- Auctions are designed to sell items for more, not less, than it’s really worth.
- Auctions are designed to confuse you into making bad decisions and mistakes.
- Auctions are designed to get as much of your money as fast as possible with no possibility that you can ever get it back. (This is all done completely transparently and 100% legally.)
In part 2, I’ll expose these top 4 auction secrets that net more and more pigeons every day. Here’s the good news. After you read this article, you’ll trade in your pigeon wings to some other sucker standing next to you who didn’t read it.
Let’s start with the basics…
(1) Auctions are designed to sell stuff.
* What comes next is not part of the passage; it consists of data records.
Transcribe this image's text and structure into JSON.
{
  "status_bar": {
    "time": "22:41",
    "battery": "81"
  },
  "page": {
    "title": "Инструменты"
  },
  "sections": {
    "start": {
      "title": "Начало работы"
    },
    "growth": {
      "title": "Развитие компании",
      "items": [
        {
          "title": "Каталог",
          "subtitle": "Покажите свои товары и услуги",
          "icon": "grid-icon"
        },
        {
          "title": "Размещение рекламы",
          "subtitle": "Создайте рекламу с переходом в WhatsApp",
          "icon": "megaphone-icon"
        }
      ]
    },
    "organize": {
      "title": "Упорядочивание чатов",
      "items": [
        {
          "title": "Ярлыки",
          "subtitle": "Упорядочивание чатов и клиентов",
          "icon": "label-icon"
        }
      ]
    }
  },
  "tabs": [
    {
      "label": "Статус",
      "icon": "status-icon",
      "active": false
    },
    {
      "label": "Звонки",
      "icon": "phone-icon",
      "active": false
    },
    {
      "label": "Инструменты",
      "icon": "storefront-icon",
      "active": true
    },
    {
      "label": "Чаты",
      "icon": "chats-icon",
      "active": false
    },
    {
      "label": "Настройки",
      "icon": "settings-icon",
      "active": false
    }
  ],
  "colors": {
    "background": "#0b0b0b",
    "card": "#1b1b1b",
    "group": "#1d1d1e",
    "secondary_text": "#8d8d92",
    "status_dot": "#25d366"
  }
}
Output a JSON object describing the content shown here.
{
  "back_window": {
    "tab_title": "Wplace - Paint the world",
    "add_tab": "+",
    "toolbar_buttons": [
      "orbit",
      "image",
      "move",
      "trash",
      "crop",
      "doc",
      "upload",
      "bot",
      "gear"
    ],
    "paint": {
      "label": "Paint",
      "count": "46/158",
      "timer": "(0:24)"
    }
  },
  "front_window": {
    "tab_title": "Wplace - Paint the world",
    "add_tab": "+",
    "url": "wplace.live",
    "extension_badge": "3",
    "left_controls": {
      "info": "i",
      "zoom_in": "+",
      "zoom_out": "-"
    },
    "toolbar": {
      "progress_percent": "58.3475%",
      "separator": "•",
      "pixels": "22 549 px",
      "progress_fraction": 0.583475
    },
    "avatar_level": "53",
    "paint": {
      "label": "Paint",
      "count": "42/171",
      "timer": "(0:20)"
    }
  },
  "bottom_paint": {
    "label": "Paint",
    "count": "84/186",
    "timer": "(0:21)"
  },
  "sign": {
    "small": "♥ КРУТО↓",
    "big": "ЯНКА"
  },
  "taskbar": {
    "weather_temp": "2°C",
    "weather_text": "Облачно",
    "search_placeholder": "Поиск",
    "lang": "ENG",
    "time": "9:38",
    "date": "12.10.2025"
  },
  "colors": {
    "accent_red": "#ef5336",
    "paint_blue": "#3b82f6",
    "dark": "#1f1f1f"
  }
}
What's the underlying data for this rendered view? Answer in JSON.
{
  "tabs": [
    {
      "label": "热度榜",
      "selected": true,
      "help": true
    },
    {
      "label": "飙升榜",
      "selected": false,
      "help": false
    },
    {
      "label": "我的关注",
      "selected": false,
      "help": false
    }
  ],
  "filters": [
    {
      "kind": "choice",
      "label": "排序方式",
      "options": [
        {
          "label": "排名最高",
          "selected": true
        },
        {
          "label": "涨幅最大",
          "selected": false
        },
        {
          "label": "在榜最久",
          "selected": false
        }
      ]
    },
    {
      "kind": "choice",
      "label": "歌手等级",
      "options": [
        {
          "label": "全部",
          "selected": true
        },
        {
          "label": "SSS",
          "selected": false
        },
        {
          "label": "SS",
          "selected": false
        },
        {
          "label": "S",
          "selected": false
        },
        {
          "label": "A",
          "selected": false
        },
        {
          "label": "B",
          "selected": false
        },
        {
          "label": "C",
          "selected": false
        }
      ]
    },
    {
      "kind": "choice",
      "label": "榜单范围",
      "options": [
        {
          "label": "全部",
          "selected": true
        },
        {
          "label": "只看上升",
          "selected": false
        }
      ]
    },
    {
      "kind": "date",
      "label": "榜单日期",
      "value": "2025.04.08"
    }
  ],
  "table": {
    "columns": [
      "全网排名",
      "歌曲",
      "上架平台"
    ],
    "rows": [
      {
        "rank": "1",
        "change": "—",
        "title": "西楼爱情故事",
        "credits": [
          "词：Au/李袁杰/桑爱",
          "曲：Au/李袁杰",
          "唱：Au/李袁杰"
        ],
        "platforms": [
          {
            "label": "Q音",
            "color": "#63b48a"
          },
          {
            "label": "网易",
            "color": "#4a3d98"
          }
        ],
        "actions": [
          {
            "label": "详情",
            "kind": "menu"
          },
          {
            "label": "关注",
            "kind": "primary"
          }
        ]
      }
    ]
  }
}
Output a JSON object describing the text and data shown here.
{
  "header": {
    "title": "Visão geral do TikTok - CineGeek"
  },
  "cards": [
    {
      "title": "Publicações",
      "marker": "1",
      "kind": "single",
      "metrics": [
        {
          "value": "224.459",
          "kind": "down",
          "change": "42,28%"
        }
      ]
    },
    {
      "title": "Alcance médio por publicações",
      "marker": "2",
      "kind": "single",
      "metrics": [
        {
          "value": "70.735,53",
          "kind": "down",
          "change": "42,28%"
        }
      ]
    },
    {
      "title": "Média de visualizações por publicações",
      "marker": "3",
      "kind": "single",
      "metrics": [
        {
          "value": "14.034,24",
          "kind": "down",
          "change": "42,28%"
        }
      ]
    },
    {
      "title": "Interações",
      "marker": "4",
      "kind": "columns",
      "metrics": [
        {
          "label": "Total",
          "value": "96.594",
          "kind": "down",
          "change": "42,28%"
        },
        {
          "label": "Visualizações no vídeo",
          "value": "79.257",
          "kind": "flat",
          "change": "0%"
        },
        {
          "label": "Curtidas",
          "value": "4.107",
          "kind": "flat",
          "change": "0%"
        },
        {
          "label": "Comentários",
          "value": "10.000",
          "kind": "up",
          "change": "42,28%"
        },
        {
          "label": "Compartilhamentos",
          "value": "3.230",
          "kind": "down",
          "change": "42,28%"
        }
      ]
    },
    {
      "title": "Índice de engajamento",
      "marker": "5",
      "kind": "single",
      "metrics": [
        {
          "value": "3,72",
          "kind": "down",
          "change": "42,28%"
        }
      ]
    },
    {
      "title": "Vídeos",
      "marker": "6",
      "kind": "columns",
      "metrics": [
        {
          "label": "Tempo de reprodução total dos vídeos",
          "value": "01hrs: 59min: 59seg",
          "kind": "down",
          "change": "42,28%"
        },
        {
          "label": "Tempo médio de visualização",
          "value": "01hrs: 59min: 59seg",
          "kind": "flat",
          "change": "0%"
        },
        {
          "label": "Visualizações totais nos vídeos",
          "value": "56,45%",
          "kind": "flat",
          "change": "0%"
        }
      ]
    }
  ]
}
All the stuff. The good, bad and even really bad, stuff.
The main purpose of any action is to sell all the stuff. This includes all the good stuff, but what we’re concerned with here is all the bad stuff (I’m talking about the broken, manufacturer is out of business stuff). The next priority is to get the most money possible for the stuff on sale. The more bidders bidding the better the chances that the seller will obtain higher bids.
All auctions are comprised of good and bad stuff. The good stuff is purposely dispersed evenly among all the bad stuff (filler) to keep as many people engaged for as long as possible. Unfortunately for you, they don’t have tags or any sign saying what’s good and what’s bad. Mixing the good and bad stuff together assures a steady stream of bidders from the beginning to the very end of the auction.
An Insiders guide to buying the jewels while avoiding the junk at auctions.
Everyone likes a deal right? There’s always that chance that you’ll get something for nothing. You too can pay pennies on the dollar for prime merchandise. No other place gives the little guy the buying power of the professional than an auction…right?
Not unless you believe in fairy tales!
I’ve been buying used material handling equipment at auctions for over 30 years. Over that period of time I have purchased literally hundreds of thousands of dollars of equipment. The art is to find, bid for and buy the hidden jewels amongst a wide variety of worthless junk. I am about to share some of my best personal insights and advice on how to avoid ending up with the junk and avoid the parlor tricks designed to get you to overpay for the good stuff.